Obama devoted his weekly radio and Internet message yesterday to ideas from his State of the Union address, specifically a plan to put the United States on a more competitive footing globally by spending scarce dollars on innovation, education, and the nation’s infrastructure.

“In today’s global, competitive economy, the best jobs and newest industries will take root in countries with the most skilled workers, the strongest commitment to research and technology, and the fastest ways to move people, goods, and information,’’ the president said, previewing a speech he is giving to the US Chamber of Commerce.

Republicans devoted their weekly message to the economy and jobs, too, but Representative Jeb Hensarling of Texas used it to chide Obama for proposing to extend Washington’s “spending binge’’ at a time of growing budget deficits.

Congressional budget specialists recently projected that the difference between federal spending and revenues will surge to a record $1.5 trillion for the budget year that will end Sept. 30.

Hensarling called for spending cuts and spending reform.

— Associated Press

New nuclear arms treaty with Russia takes effect MUNICH — A new US-Russia nuclear arms control treaty went into effect yesterday, securing a key foreign policy goal of President Obama and raising hopes among officials on both sides that it will provide the impetus for Moscow and Washington to negotiate further reductions.

“The treaty marks significant progress toward President Obama’s vision of a world without nuclear weapons,’’ Secretary of State Hillary Rodham Clinton said after exchanging ratification papers with Russian Foreign Minister Sergey Lavrov.
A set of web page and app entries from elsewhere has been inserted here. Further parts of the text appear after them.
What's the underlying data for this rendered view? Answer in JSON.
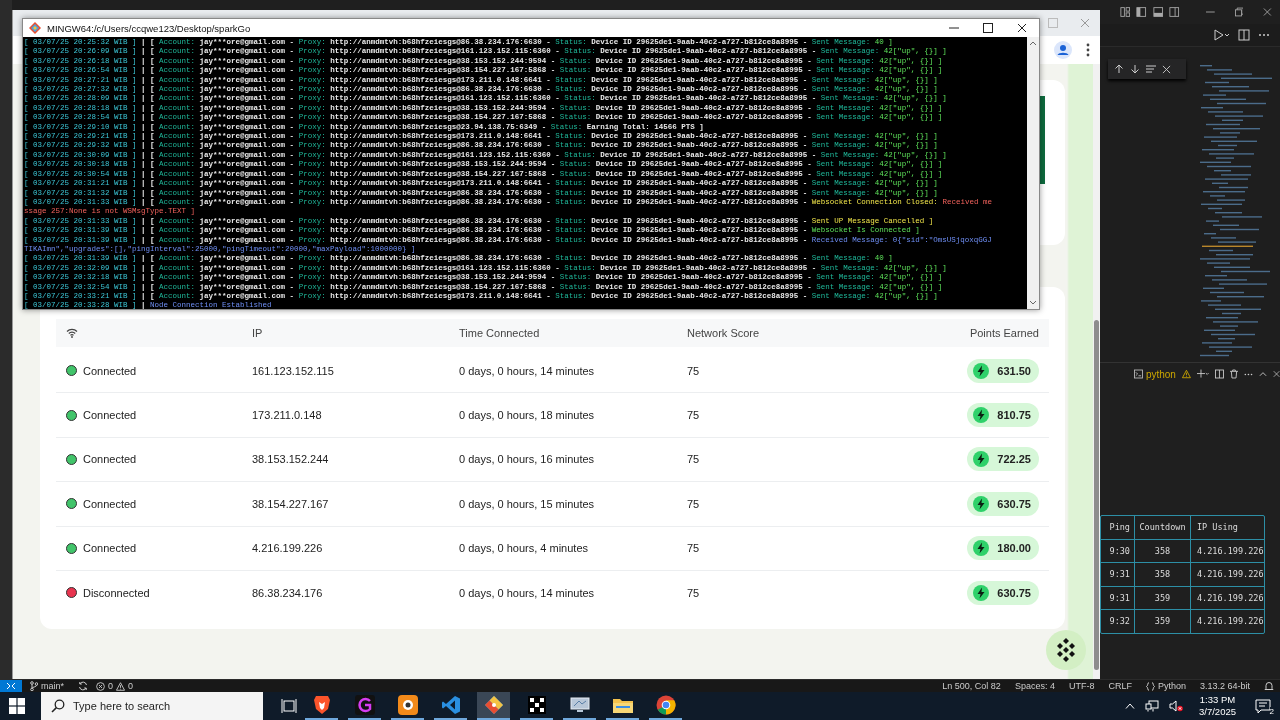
{
  "terminal": {
    "title": "MINGW64:/c/Users/ccqwe123/Desktop/sparkGo",
    "lines": [
      {
        "parts": [
          {
            "text": "[ 03/07/25 20:25:32 WIB ]",
            "kind": "time"
          },
          {
            "text": "| [",
            "kind": "plain"
          },
          {
            "text": "Account:",
            "kind": "label"
          },
          {
            "text": "jay***ore@gmail.com -",
            "kind": "plain"
          },
          {
            "text": "Proxy:",
            "kind": "label"
          },
          {
            "text": "http://anmdmtvh:b68hfzeiesgs@86.38.234.176:6630 -",
            "kind": "plain"
          },
          {
            "text": "Status:",
            "kind": "label"
          },
          {
            "text": "Device ID 29625de1-9aab-40c2-a727-b812ce8a8995 -",
            "kind": "plain"
          },
          {
            "text": "Sent Message:",
            "kind": "label"
          },
          {
            "text": "40 ]",
            "kind": "ok"
          }
        ]
      },
      {
        "parts": [
          {
            "text": "[ 03/07/25 20:26:09 WIB ]",
            "kind": "time"
          },
          {
            "text": "| [",
            "kind": "plain"
          },
          {
            "text": "Account:",
            "kind": "label"
          },
          {
            "text": "jay***ore@gmail.com -",
            "kind": "plain"
          },
          {
            "text": "Proxy:",
            "kind": "label"
          },
          {
            "text": "http://anmdmtvh:b68hfzeiesgs@161.123.152.115:6360 -",
            "kind": "plain"
          },
          {
            "text": "Status:",
            "kind": "label"
          },
          {
            "text": "Device ID 29625de1-9aab-40c2-a727-b812ce8a8995 -",
            "kind": "plain"
          },
          {
            "text": "Sent Message:",
            "kind": "label"
          },
          {
            "text": "42[\"up\", {}] ]",
            "kind": "ok"
          }
        ]
      },
      {
        "parts": [
          {
            "text": "[ 03/07/25 20:26:18 WIB ]",
            "kind": "time"
          },
          {
            "text": "| [",
            "kind": "plain"
          },
          {
            "text": "Account:",
            "kind": "label"
          },
          {
            "text": "jay***ore@gmail.com -",
            "kind": "plain"
          },
          {
            "text": "Proxy:",
            "kind": "label"
          },
          {
            "text": "http://anmdmtvh:b68hfzeiesgs@38.153.152.244:9594 -",
            "kind": "plain"
          },
          {
            "text": "Status:",
            "kind": "label"
          },
          {
            "text": "Device ID 29625de1-9aab-40c2-a727-b812ce8a8995 -",
            "kind": "plain"
          },
          {
            "text": "Sent Message:",
            "kind": "label"
          },
          {
            "text": "42[\"up\", {}] ]",
            "kind": "ok"
          }
        ]
      },
      {
        "parts": [
          {
            "text": "[ 03/07/25 20:26:54 WIB ]",
            "kind": "time"
          },
          {
            "text": "| [",
            "kind": "plain"
          },
          {
            "text": "Account:",
            "kind": "label"
          },
          {
            "text": "jay***ore@gmail.com -",
            "kind": "plain"
          },
          {
            "text": "Proxy:",
            "kind": "label"
          },
          {
            "text": "http://anmdmtvh:b68hfzeiesgs@38.154.227.167:5868 -",
            "kind": "plain"
          },
          {
            "text": "Status:",
            "kind": "label"
          },
          {
            "text": "Device ID 29625de1-9aab-40c2-a727-b812ce8a8995 -",
            "kind": "plain"
          },
          {
            "text": "Sent Message:",
            "kind": "label"
          },
          {
            "text": "42[\"up\", {}] ]",
            "kind": "ok"
          }
        ]
      },
      {
        "parts": [
          {
            "text": "[ 03/07/25 20:27:21 WIB ]",
            "kind": "time"
          },
          {
            "text": "| [",
            "kind": "plain"
          },
          {
            "text": "Account:",
            "kind": "label"
          },
          {
            "text": "jay***ore@gmail.com -",
            "kind": "plain"
          },
          {
            "text": "Proxy:",
            "kind": "label"
          },
          {
            "text": "http://anmdmtvh:b68hfzeiesgs@173.211.0.148:6641 -",
            "kind": "plain"
          },
          {
            "text": "Status:",
            "kind": "label"
          },
          {
            "text": "Device ID 29625de1-9aab-40c2-a727-b812ce8a8995 -",
            "kind": "plain"
          },
          {
            "text": "Sent Message:",
            "kind": "label"
          },
          {
            "text": "42[\"up\", {}] ]",
            "kind": "ok"
          }
        ]
      },
      {
        "parts": [
          {
            "text": "[ 03/07/25 20:27:32 WIB ]",
            "kind": "time"
          },
          {
            "text": "| [",
            "kind": "plain"
          },
          {
            "text": "Account:",
            "kind": "label"
          },
          {
            "text": "jay***ore@gmail.com -",
            "kind": "plain"
          },
          {
            "text": "Proxy:",
            "kind": "label"
          },
          {
            "text": "http://anmdmtvh:b68hfzeiesgs@86.38.234.176:6630 -",
            "kind": "plain"
          },
          {
            "text": "Status:",
            "kind": "label"
          },
          {
            "text": "Device ID 29625de1-9aab-40c2-a727-b812ce8a8995 -",
            "kind": "plain"
          },
          {
            "text": "Sent Message:",
            "kind": "label"
          },
          {
            "text": "42[\"up\", {}] ]",
            "kind": "ok"
          }
        ]
      },
      {
        "parts": [
          {
            "text": "[ 03/07/25 20:28:09 WIB ]",
            "kind": "time"
          },
          {
            "text": "| [",
            "kind": "plain"
          },
          {
            "text": "Account:",
            "kind": "label"
          },
          {
            "text": "jay***ore@gmail.com -",
            "kind": "plain"
          },
          {
            "text": "Proxy:",
            "kind": "label"
          },
          {
            "text": "http://anmdmtvh:b68hfzeiesgs@161.123.152.115:6360 -",
            "kind": "plain"
          },
          {
            "text": "Status:",
            "kind": "label"
          },
          {
            "text": "Device ID 29625de1-9aab-40c2-a727-b812ce8a8995 -",
            "kind": "plain"
          },
          {
            "text": "Sent Message:",
            "kind": "label"
          },
          {
            "text": "42[\"up\", {}] ]",
            "kind": "ok"
          }
        ]
      },
      {
        "parts": [
          {
            "text": "[ 03/07/25 20:28:18 WIB ]",
            "kind": "time"
          },
          {
            "text": "| [",
            "kind": "plain"
          },
          {
            "text": "Account:",
            "kind": "label"
          },
          {
            "text": "jay***ore@gmail.com -",
            "kind": "plain"
          },
          {
            "text": "Proxy:",
            "kind": "label"
          },
          {
            "text": "http://anmdmtvh:b68hfzeiesgs@38.153.152.244:9594 -",
            "kind": "plain"
          },
          {
            "text": "Status:",
            "kind": "label"
          },
          {
            "text": "Device ID 29625de1-9aab-40c2-a727-b812ce8a8995 -",
            "kind": "plain"
          },
          {
            "text": "Sent Message:",
            "kind": "label"
          },
          {
            "text": "42[\"up\", {}] ]",
            "kind": "ok"
          }
        ]
      },
      {
        "parts": [
          {
            "text": "[ 03/07/25 20:28:54 WIB ]",
            "kind": "time"
          },
          {
            "text": "| [",
            "kind": "plain"
          },
          {
            "text": "Account:",
            "kind": "label"
          },
          {
            "text": "jay***ore@gmail.com -",
            "kind": "plain"
          },
          {
            "text": "Proxy:",
            "kind": "label"
          },
          {
            "text": "http://anmdmtvh:b68hfzeiesgs@38.154.227.167:5868 -",
            "kind": "plain"
          },
          {
            "text": "Status:",
            "kind": "label"
          },
          {
            "text": "Device ID 29625de1-9aab-40c2-a727-b812ce8a8995 -",
            "kind": "plain"
          },
          {
            "text": "Sent Message:",
            "kind": "label"
          },
          {
            "text": "42[\"up\", {}] ]",
            "kind": "ok"
          }
        ]
      },
      {
        "parts": [
          {
            "text": "[ 03/07/25 20:29:10 WIB ]",
            "kind": "time"
          },
          {
            "text": "| [",
            "kind": "plain"
          },
          {
            "text": "Account:",
            "kind": "label"
          },
          {
            "text": "jay***ore@gmail.com -",
            "kind": "plain"
          },
          {
            "text": "Proxy:",
            "kind": "label"
          },
          {
            "text": "http://anmdmtvh:b68hfzeiesgs@23.94.138.75:6349 -",
            "kind": "plain"
          },
          {
            "text": "Status:",
            "kind": "label"
          },
          {
            "text": "Earning Total: 14566 PTS ]",
            "kind": "plain"
          }
        ]
      },
      {
        "parts": [
          {
            "text": "[ 03/07/25 20:29:21 WIB ]",
            "kind": "time"
          },
          {
            "text": "| [",
            "kind": "plain"
          },
          {
            "text": "Account:",
            "kind": "label"
          },
          {
            "text": "jay***ore@gmail.com -",
            "kind": "plain"
          },
          {
            "text": "Proxy:",
            "kind": "label"
          },
          {
            "text": "http://anmdmtvh:b68hfzeiesgs@173.211.0.148:6641 -",
            "kind": "plain"
          },
          {
            "text": "Status:",
            "kind": "label"
          },
          {
            "text": "Device ID 29625de1-9aab-40c2-a727-b812ce8a8995 -",
            "kind": "plain"
          },
          {
            "text": "Sent Message:",
            "kind": "label"
          },
          {
            "text": "42[\"up\", {}] ]",
            "kind": "ok"
          }
        ]
      },
      {
        "parts": [
          {
            "text": "[ 03/07/25 20:29:32 WIB ]",
            "kind": "time"
          },
          {
            "text": "| [",
            "kind": "plain"
          },
          {
            "text": "Account:",
            "kind": "label"
          },
          {
            "text": "jay***ore@gmail.com -",
            "kind": "plain"
          },
          {
            "text": "Proxy:",
            "kind": "label"
          },
          {
            "text": "http://anmdmtvh:b68hfzeiesgs@86.38.234.176:6630 -",
            "kind": "plain"
          },
          {
            "text": "Status:",
            "kind": "label"
          },
          {
            "text": "Device ID 29625de1-9aab-40c2-a727-b812ce8a8995 -",
            "kind": "plain"
          },
          {
            "text": "Sent Message:",
            "kind": "label"
          },
          {
            "text": "42[\"up\", {}] ]",
            "kind": "ok"
          }
        ]
      },
      {
        "parts": [
          {
            "text": "[ 03/07/25 20:30:09 WIB ]",
            "kind": "time"
          },
          {
            "text": "| [",
            "kind": "plain"
          },
          {
            "text": "Account:",
            "kind": "label"
          },
          {
            "text": "jay***ore@gmail.com -",
            "kind": "plain"
          },
          {
            "text": "Proxy:",
            "kind": "label"
          },
          {
            "text": "http://anmdmtvh:b68hfzeiesgs@161.123.152.115:6360 -",
            "kind": "plain"
          },
          {
            "text": "Status:",
            "kind": "label"
          },
          {
            "text": "Device ID 29625de1-9aab-40c2-a727-b812ce8a8995 -",
            "kind": "plain"
          },
          {
            "text": "Sent Message:",
            "kind": "label"
          },
          {
            "text": "42[\"up\", {}] ]",
            "kind": "ok"
          }
        ]
      },
      {
        "parts": [
          {
            "text": "[ 03/07/25 20:30:18 WIB ]",
            "kind": "time"
          },
          {
            "text": "| [",
            "kind": "plain"
          },
          {
            "text": "Account:",
            "kind": "label"
          },
          {
            "text": "jay***ore@gmail.com -",
            "kind": "plain"
          },
          {
            "text": "Proxy:",
            "kind": "label"
          },
          {
            "text": "http://anmdmtvh:b68hfzeiesgs@38.153.152.244:9594 -",
            "kind": "plain"
          },
          {
            "text": "Status:",
            "kind": "label"
          },
          {
            "text": "Device ID 29625de1-9aab-40c2-a727-b812ce8a8995 -",
            "kind": "plain"
          },
          {
            "text": "Sent Message:",
            "kind": "label"
          },
          {
            "text": "42[\"up\", {}] ]",
            "kind": "ok"
          }
        ]
      },
      {
        "parts": [
          {
            "text": "[ 03/07/25 20:30:54 WIB ]",
            "kind": "time"
          },
          {
            "text": "| [",
            "kind": "plain"
          },
          {
            "text": "Account:",
            "kind": "label"
          },
          {
            "text": "jay***ore@gmail.com -",
            "kind": "plain"
          },
          {
            "text": "Proxy:",
            "kind": "label"
          },
          {
            "text": "http://anmdmtvh:b68hfzeiesgs@38.154.227.167:5868 -",
            "kind": "plain"
          },
          {
            "text": "Status:",
            "kind": "label"
          },
          {
            "text": "Device ID 29625de1-9aab-40c2-a727-b812ce8a8995 -",
            "kind": "plain"
          },
          {
            "text": "Sent Message:",
            "kind": "label"
          },
          {
            "text": "42[\"up\", {}] ]",
            "kind": "ok"
          }
        ]
      },
      {
        "parts": [
          {
            "text": "[ 03/07/25 20:31:21 WIB ]",
            "kind": "time"
          },
          {
            "text": "| [",
            "kind": "plain"
          },
          {
            "text": "Account:",
            "kind": "label"
          },
          {
            "text": "jay***ore@gmail.com -",
            "kind": "plain"
          },
          {
            "text": "Proxy:",
            "kind": "label"
          },
          {
            "text": "http://anmdmtvh:b68hfzeiesgs@173.211.0.148:6641 -",
            "kind": "plain"
          },
          {
            "text": "Status:",
            "kind": "label"
          },
          {
            "text": "Device ID 29625de1-9aab-40c2-a727-b812ce8a8995 -",
            "kind": "plain"
          },
          {
            "text": "Sent Message:",
            "kind": "label"
          },
          {
            "text": "42[\"up\", {}] ]",
            "kind": "ok"
          }
        ]
      },
      {
        "parts": [
          {
            "text": "[ 03/07/25 20:31:32 WIB ]",
            "kind": "time"
          },
          {
            "text": "| [",
            "kind": "plain"
          },
          {
            "text": "Account:",
            "kind": "label"
          },
          {
            "text": "jay***ore@gmail.com -",
            "kind": "plain"
          },
          {
            "text": "Proxy:",
            "kind": "label"
          },
          {
            "text": "http://anmdmtvh:b68hfzeiesgs@86.38.234.176:6630 -",
            "kind": "plain"
          },
          {
            "text": "Status:",
            "kind": "label"
          },
          {
            "text": "Device ID 29625de1-9aab-40c2-a727-b812ce8a8995 -",
            "kind": "plain"
          },
          {
            "text": "Sent Message:",
            "kind": "label"
          },
          {
            "text": "42[\"up\", {}] ]",
            "kind": "ok"
          }
        ]
      },
      {
        "parts": [
          {
            "text": "[ 03/07/25 20:31:33 WIB ]",
            "kind": "time"
          },
          {
            "text": "| [",
            "kind": "plain"
          },
          {
            "text": "Account:",
            "kind": "label"
          },
          {
            "text": "jay***ore@gmail.com -",
            "kind": "plain"
          },
          {
            "text": "Proxy:",
            "kind": "label"
          },
          {
            "text": "http://anmdmtvh:b68hfzeiesgs@86.38.234.176:6630 -",
            "kind": "plain"
          },
          {
            "text": "Status:",
            "kind": "label"
          },
          {
            "text": "Device ID 29625de1-9aab-40c2-a727-b812ce8a8995 -",
            "kind": "plain"
          },
          {
            "text": "Websocket Connection Closed:",
            "kind": "warn"
          },
          {
            "text": "Received me",
            "kind": "err"
          }
        ]
      },
      {
        "parts": [
          {
            "text": "ssage 257:None is not WSMsgType.TEXT ]",
            "kind": "err"
          }
        ]
      },
      {
        "parts": [
          {
            "text": "[ 03/07/25 20:31:33 WIB ]",
            "kind": "time"
          },
          {
            "text": "| [",
            "kind": "plain"
          },
          {
            "text": "Account:",
            "kind": "label"
          },
          {
            "text": "jay***ore@gmail.com -",
            "kind": "plain"
          },
          {
            "text": "Proxy:",
            "kind": "label"
          },
          {
            "text": "http://anmdmtvh:b68hfzeiesgs@86.38.234.176:6630 -",
            "kind": "plain"
          },
          {
            "text": "Status:",
            "kind": "label"
          },
          {
            "text": "Device ID 29625de1-9aab-40c2-a727-b812ce8a8995 -",
            "kind": "plain"
          },
          {
            "text": "Sent UP Message Cancelled ]",
            "kind": "warn"
          }
        ]
      },
      {
        "parts": [
          {
            "text": "[ 03/07/25 20:31:39 WIB ]",
            "kind": "time"
          },
          {
            "text": "| [",
            "kind": "plain"
          },
          {
            "text": "Account:",
            "kind": "label"
          },
          {
            "text": "jay***ore@gmail.com -",
            "kind": "plain"
          },
          {
            "text": "Proxy:",
            "kind": "label"
          },
          {
            "text": "http://anmdmtvh:b68hfzeiesgs@86.38.234.176:6630 -",
            "kind": "plain"
          },
          {
            "text": "Status:",
            "kind": "label"
          },
          {
            "text": "Device ID 29625de1-9aab-40c2-a727-b812ce8a8995 -",
            "kind": "plain"
          },
          {
            "text": "Websocket Is Connected ]",
            "kind": "ok"
          }
        ]
      },
      {
        "parts": [
          {
            "text": "[ 03/07/25 20:31:39 WIB ]",
            "kind": "time"
          },
          {
            "text": "| [",
            "kind": "plain"
          },
          {
            "text": "Account:",
            "kind": "label"
          },
          {
            "text": "jay***ore@gmail.com -",
            "kind": "plain"
          },
          {
            "text": "Proxy:",
            "kind": "label"
          },
          {
            "text": "http://anmdmtvh:b68hfzeiesgs@86.38.234.176:6630 -",
            "kind": "plain"
          },
          {
            "text": "Status:",
            "kind": "label"
          },
          {
            "text": "Device ID 29625de1-9aab-40c2-a727-b812ce8a8995 -",
            "kind": "plain"
          },
          {
            "text": "Received Message:",
            "kind": "info"
          },
          {
            "text": "0{\"sid\":\"OmsUSjqoxqGGJ",
            "kind": "info"
          }
        ]
      },
      {
        "parts": [
          {
            "text": "TIKAImn\",\"upgrades\":[],\"pingInterval\":25000,\"pingTimeout\":20000,\"maxPayload\":1000000} ]",
            "kind": "info"
          }
        ]
      },
      {
        "parts": [
          {
            "text": "[ 03/07/25 20:31:39 WIB ]",
            "kind": "time"
          },
          {
            "text": "| [",
            "kind": "plain"
          },
          {
            "text": "Account:",
            "kind": "label"
          },
          {
            "text": "jay***ore@gmail.com -",
            "kind": "plain"
          },
          {
            "text": "Proxy:",
            "kind": "label"
          },
          {
            "text": "http://anmdmtvh:b68hfzeiesgs@86.38.234.176:6630 -",
            "kind": "plain"
          },
          {
            "text": "Status:",
            "kind": "label"
          },
          {
            "text": "Device ID 29625de1-9aab-40c2-a727-b812ce8a8995 -",
            "kind": "plain"
          },
          {
            "text": "Sent Message:",
            "kind": "label"
          },
          {
            "text": "40 ]",
            "kind": "ok"
          }
        ]
      },
      {
        "parts": [
          {
            "text": "[ 03/07/25 20:32:09 WIB ]",
            "kind": "time"
          },
          {
            "text": "| [",
            "kind": "plain"
          },
          {
            "text": "Account:",
            "kind": "label"
          },
          {
            "text": "jay***ore@gmail.com -",
            "kind": "plain"
          },
          {
            "text": "Proxy:",
            "kind": "label"
          },
          {
            "text": "http://anmdmtvh:b68hfzeiesgs@161.123.152.115:6360 -",
            "kind": "plain"
          },
          {
            "text": "Status:",
            "kind": "label"
          },
          {
            "text": "Device ID 29625de1-9aab-40c2-a727-b812ce8a8995 -",
            "kind": "plain"
          },
          {
            "text": "Sent Message:",
            "kind": "label"
          },
          {
            "text": "42[\"up\", {}] ]",
            "kind": "ok"
          }
        ]
      },
      {
        "parts": [
          {
            "text": "[ 03/07/25 20:32:18 WIB ]",
            "kind": "time"
          },
          {
            "text": "| [",
            "kind": "plain"
          },
          {
            "text": "Account:",
            "kind": "label"
          },
          {
            "text": "jay***ore@gmail.com -",
            "kind": "plain"
          },
          {
            "text": "Proxy:",
            "kind": "label"
          },
          {
            "text": "http://anmdmtvh:b68hfzeiesgs@38.153.152.244:9594 -",
            "kind": "plain"
          },
          {
            "text": "Status:",
            "kind": "label"
          },
          {
            "text": "Device ID 29625de1-9aab-40c2-a727-b812ce8a8995 -",
            "kind": "plain"
          },
          {
            "text": "Sent Message:",
            "kind": "label"
          },
          {
            "text": "42[\"up\", {}] ]",
            "kind": "ok"
          }
        ]
      },
      {
        "parts": [
          {
            "text": "[ 03/07/25 20:32:54 WIB ]",
            "kind": "time"
          },
          {
            "text": "| [",
            "kind": "plain"
          },
          {
            "text": "Account:",
            "kind": "label"
          },
          {
            "text": "jay***ore@gmail.com -",
            "kind": "plain"
          },
          {
            "text": "Proxy:",
            "kind": "label"
          },
          {
            "text": "http://anmdmtvh:b68hfzeiesgs@38.154.227.167:5868 -",
            "kind": "plain"
          },
          {
            "text": "Status:",
            "kind": "label"
          },
          {
            "text": "Device ID 29625de1-9aab-40c2-a727-b812ce8a8995 -",
            "kind": "plain"
          },
          {
            "text": "Sent Message:",
            "kind": "label"
          },
          {
            "text": "42[\"up\", {}] ]",
            "kind": "ok"
          }
        ]
      },
      {
        "parts": [
          {
            "text": "[ 03/07/25 20:33:21 WIB ]",
            "kind": "time"
          },
          {
            "text": "| [",
            "kind": "plain"
          },
          {
            "text": "Account:",
            "kind": "label"
          },
          {
            "text": "jay***ore@gmail.com -",
            "kind": "plain"
          },
          {
            "text": "Proxy:",
            "kind": "label"
          },
          {
            "text": "http://anmdmtvh:b68hfzeiesgs@173.211.0.148:6641 -",
            "kind": "plain"
          },
          {
            "text": "Status:",
            "kind": "label"
          },
          {
            "text": "Device ID 29625de1-9aab-40c2-a727-b812ce8a8995 -",
            "kind": "plain"
          },
          {
            "text": "Sent Message:",
            "kind": "label"
          },
          {
            "text": "42[\"up\", {}] ]",
            "kind": "ok"
          }
        ]
      },
      {
        "parts": [
          {
            "text": "[ 03/07/25 20:33:28 WIB ]",
            "kind": "time"
          },
          {
            "text": "|",
            "kind": "plain"
          },
          {
            "text": "Node Connection Established",
            "kind": "info"
          }
        ]
      }
    ]
  },
  "nodes_table": {
    "columns": [
      "IP",
      "Time Connected",
      "Network Score",
      "Points Earned"
    ],
    "rows": [
      {
        "status": "Connected",
        "connected": true,
        "ip": "161.123.152.115",
        "time": "0 days, 0 hours, 14 minutes",
        "score": "75",
        "points": "631.50"
      },
      {
        "status": "Connected",
        "connected": true,
        "ip": "173.211.0.148",
        "time": "0 days, 0 hours, 18 minutes",
        "score": "75",
        "points": "810.75"
      },
      {
        "status": "Connected",
        "connected": true,
        "ip": "38.153.152.244",
        "time": "0 days, 0 hours, 16 minutes",
        "score": "75",
        "points": "722.25"
      },
      {
        "status": "Connected",
        "connected": true,
        "ip": "38.154.227.167",
        "time": "0 days, 0 hours, 15 minutes",
        "score": "75",
        "points": "630.75"
      },
      {
        "status": "Connected",
        "connected": true,
        "ip": "4.216.199.226",
        "time": "0 days, 0 hours, 4 minutes",
        "score": "75",
        "points": "180.00"
      },
      {
        "status": "Disconnected",
        "connected": false,
        "ip": "86.38.234.176",
        "time": "0 days, 0 hours, 14 minutes",
        "score": "75",
        "points": "630.75"
      }
    ]
  },
  "editor": {
    "panel_tab": "python",
    "table": {
      "columns": [
        "Ping",
        "Countdown",
        "IP Using"
      ],
      "rows": [
        [
          "9:30",
          "358",
          "4.216.199.226"
        ],
        [
          "9:31",
          "358",
          "4.216.199.226"
        ],
        [
          "9:31",
          "359",
          "4.216.199.226"
        ],
        [
          "9:32",
          "359",
          "4.216.199.226"
        ]
      ]
    },
    "status_bar": {
      "branch": "main*",
      "errors": "0",
      "warnings": "0",
      "items": [
        "Ln 500, Col 82",
        "Spaces: 4",
        "UTF-8",
        "CRLF"
      ],
      "language": "Python",
      "interpreter": "3.13.2 64-bit"
    }
  },
  "taskbar": {
    "search": {
      "placeholder": "Type here to search"
    },
    "apps": [
      {
        "kind": "brave",
        "selected": false
      },
      {
        "kind": "letter",
        "selected": false
      },
      {
        "kind": "orange",
        "selected": false
      },
      {
        "kind": "vscode",
        "selected": false
      },
      {
        "kind": "git",
        "selected": true
      },
      {
        "kind": "grid",
        "selected": false
      },
      {
        "kind": "remote",
        "selected": false
      },
      {
        "kind": "files",
        "selected": false
      },
      {
        "kind": "chrome",
        "selected": false
      }
    ],
    "time": "1:33 PM",
    "date": "3/7/2025",
    "notifications": "2"
  }
}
The treaty was the first major revamping of nuclear disarmament deals since the Cold War era.

— Associated Press

Palin calls for return to Reagan-era values SANTA BARBARA, Calif. — America is on a “road to ruin’’ because of misguided policies in Washington and needs to get back in step with the values of Ronald Reagan, Sarah Palin said at an event honoring his legacy.

Palin delivered a stinging critique of Washington during her speech Friday, part of the celebration marking the centennial of Reagan’s birth on Feb. 6.

She said the nation was being shackled by high debt and taxes, dense regulation, and rising spending, often for programs that don’t work. Reagan’s son Ron said he doesn’t see anything in common between his dad and the former Alaska governor.

— Associated Press